LOS ANGELES — One of the keys to solving the effects of severe drought in California by keeping the water supply high is drought-tolerant landscaping.

Jerry Kohn, CEO of Edify Landscape Design, said it makes all the difference in conserving water compared to grass yards.

What You Need To Know

  • Metropolitan's water resource manager said Southern California had reduced water use by 40% since 1990

  • The Regional Recycled Water Program in Carson could become one of the largest advanced water treatment plants in the world

  • Environmental planning work is underway on the advanced water treatment facility

  • If the final project is approved by Metropolitan's board, design and construction is expected to take about eight years

"It's cutting down on the usage anywhere from 30% to 50% for most everyone who is using this process," Kohn said.

Kohn and the Metropolitan Water District's turf replacement program have partnered to offer a rebate when homeowners remove their existing grass and switch to this water-saving alternative.

"It affords people the opportunity of re-landscaping their property and being able to get a part of that financial equation cut down," Kohn said.

California is facing one of the worst droughts in history, with reservoir levels at near-record lows and the governor asking all residents to reduce their water usage by 15% voluntarily.

Climate change is only expected to exacerbate this problem in the future. Everywhere is feeling it, except for Southern California. And removing thirsty lawns is what Brad Coffey, Metropolitan's water resource manager, said is a conservation success story.

"People responded to the public message to use less water out of doors, and they found that their lawn and their outdoor landscaping still survived," Coffey said.

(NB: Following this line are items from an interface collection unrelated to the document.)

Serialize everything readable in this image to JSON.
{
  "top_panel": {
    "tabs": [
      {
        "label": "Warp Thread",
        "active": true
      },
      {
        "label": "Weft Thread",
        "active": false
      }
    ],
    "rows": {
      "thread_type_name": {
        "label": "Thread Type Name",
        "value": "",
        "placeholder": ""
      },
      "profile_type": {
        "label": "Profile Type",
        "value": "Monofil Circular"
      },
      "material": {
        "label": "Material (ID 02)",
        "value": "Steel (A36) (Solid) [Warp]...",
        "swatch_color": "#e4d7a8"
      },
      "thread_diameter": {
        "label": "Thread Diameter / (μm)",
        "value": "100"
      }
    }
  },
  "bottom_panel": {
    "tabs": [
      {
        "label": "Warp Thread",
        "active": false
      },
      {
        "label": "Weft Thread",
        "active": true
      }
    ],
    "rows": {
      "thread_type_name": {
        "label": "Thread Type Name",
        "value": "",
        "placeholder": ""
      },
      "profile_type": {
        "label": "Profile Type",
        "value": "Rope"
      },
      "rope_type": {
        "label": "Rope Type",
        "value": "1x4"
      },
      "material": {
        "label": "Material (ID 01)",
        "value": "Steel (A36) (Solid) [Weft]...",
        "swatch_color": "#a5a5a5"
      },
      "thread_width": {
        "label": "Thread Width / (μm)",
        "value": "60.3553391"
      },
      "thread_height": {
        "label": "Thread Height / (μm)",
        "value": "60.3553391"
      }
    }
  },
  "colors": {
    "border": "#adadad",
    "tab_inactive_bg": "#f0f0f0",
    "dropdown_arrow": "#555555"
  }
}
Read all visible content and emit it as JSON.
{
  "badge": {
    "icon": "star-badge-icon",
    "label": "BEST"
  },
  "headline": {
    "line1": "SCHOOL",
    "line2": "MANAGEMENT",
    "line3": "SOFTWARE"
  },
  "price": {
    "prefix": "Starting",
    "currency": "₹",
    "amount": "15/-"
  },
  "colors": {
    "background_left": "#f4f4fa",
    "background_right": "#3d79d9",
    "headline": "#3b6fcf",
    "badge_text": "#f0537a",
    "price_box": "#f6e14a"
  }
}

Water conservation, plus investments in infrastructure, are reasons why Southern California is water reserve-positive. The construction of Diamond Valley Lake in Hemet more than doubled the amount of water storage, and water recycling allows residents to use the precious resource more than once.

Therefore, since 1990, the Southland has reduced water use by 40%.

"That also helped build our storage reserves, so the water you're not using today can, in essence, be banked for tomorrow for a dry year just like now," Coffey said.

Water recycling is a necessary part of our future. At the Los Angeles County sanitation site in Carson, Metropolitan has made a major investment to take it a step further. The Regional Recycled Water Program is a demonstration facility that could become one of the world's largest advanced water treatment plants.

Coffey explained that they're purifying water currently sent to the ocean to become a new potable water supply for Southern California.

"These next steps are to treat the waters so that we can apply it into the groundwater basins, so it can then be used as drinking water and pulled out by drinking water wells," he said.

Once wastewater has been cleaned and treated, it flows to the advanced water treatment plant, where it's further purified using a three-step process. The water is then safe to reuse again, replenishing groundwater basins and helping ensure water reliability during future droughts.

Ramy's Nursery in Reseda is one of Kohn's plant vendors, where the drought-tolerant flora seems endless. Owner Tom Cohen's father began the business decades ago, and it's had to shift and adapt due to drought.

"I mean, if you came here 10 years ago, I used to have palms and tropical stuff like everywhere," Cohen said. "I don't even think I have a palm tree unless it's a desert palm in the yard right now. That's how much it changed."

Where dry conditions and hot temperatures are only expected to continue in the future, Kohn feels he's doing his part by facilitating changing habits through his landscape design, helping homeowners around the Southland conserve their water.

"When I do landscaping, whether I'm doing turf replacement or not, I only use drought-tolerant plants," he said.

Grass lawns may become a thing of the past, but for a good reason, helping keep our precious water supply replenished now and into the future.